Matt Camden, Mark Golusky, and Scott Tidwell lead the VTTI Sharing the Road team that travels to high schools across the mid-Atlantic to provide engaging learning opportunities for new teen drivers. During the demonstration, teen participants have the opportunity to see a truck up close and experience the large blind spots from a driver’s perspective behind the steering wheel to reinforce how difficult it is to see surrounding objects. This teaches teens how to pass these trucks safely and efficiently.
Currently, the program operates in five states — Virginia, Delaware, West Virginia, North Carolina, and Maryland — with hopes of expanding nationwide.
When the Sharing the Road truck can’t be brought to a school demonstration, members of the team will partner with a local trucking organization to bring in a driver and truck from that area to the school, enabling the program to reach students across the country. The program has been extended for an additional three years with a grant from the U.S. Department of Transportation’s High Priority Grant program.
Through the support of the Federal Motor Carrier Safety Administration, the Delaware Department of Transportation, Delaware State Police, the West Virginia Public Service Commission, and Virginia State Police, law enforcement personnel are available at most of the demonstrations to discuss driver safety. In addition, the Virginia Trucking Association and the Delaware Motor Transport Association are active partners that help coordinate trucks and drivers to assist in the demonstration at some school locations.
While the program is designed to be completed in person, this is not always possible.
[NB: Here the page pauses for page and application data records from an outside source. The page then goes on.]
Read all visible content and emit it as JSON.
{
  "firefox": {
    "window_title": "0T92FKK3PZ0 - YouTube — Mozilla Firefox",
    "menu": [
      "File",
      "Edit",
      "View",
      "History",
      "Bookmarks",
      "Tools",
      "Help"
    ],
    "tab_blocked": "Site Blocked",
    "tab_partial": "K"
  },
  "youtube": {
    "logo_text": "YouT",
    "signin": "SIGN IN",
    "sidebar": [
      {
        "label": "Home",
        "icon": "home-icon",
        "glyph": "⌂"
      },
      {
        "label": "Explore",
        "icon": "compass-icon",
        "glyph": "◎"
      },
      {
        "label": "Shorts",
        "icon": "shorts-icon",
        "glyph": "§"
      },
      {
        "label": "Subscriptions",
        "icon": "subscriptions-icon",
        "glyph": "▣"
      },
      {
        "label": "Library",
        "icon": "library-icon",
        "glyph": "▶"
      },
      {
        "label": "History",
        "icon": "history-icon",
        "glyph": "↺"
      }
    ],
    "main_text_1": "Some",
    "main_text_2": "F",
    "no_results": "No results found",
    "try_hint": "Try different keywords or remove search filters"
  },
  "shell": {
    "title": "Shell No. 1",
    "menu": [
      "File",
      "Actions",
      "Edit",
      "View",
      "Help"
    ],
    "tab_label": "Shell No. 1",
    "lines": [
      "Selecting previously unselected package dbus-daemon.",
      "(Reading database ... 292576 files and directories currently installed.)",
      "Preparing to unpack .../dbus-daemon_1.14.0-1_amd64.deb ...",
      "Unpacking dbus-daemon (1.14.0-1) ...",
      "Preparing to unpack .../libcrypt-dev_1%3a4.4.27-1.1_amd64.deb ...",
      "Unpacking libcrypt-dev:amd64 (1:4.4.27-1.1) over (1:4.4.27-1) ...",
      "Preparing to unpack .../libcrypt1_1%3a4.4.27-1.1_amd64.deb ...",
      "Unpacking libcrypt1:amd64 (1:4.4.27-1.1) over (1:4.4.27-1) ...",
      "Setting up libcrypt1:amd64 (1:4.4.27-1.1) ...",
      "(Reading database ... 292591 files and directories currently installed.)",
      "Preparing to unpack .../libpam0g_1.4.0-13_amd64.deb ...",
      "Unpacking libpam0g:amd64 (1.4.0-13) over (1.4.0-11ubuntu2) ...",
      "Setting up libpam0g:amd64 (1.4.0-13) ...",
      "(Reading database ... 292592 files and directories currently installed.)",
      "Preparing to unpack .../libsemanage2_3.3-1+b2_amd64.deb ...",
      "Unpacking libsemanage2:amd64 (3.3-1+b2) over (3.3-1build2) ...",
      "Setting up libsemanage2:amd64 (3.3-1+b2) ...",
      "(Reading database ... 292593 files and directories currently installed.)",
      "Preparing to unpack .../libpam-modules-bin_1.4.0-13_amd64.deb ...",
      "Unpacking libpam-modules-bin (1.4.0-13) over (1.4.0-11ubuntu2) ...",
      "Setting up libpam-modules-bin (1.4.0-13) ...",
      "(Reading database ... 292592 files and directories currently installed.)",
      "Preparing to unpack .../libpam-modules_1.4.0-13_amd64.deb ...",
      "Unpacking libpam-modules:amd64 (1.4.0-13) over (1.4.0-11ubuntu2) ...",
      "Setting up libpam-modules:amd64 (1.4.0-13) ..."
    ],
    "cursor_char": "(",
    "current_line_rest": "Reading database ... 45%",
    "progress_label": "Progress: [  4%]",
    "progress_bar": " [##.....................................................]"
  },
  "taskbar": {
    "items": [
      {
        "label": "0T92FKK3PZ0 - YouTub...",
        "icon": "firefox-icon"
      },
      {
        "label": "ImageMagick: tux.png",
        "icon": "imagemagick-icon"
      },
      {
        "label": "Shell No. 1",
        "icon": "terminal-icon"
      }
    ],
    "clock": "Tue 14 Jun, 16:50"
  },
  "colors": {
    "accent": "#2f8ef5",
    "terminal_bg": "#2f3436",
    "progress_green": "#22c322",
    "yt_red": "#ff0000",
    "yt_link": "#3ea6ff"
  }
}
With funding from the National Safety Council, a video series was created to further educate all drivers on how to safely share the road with large trucks.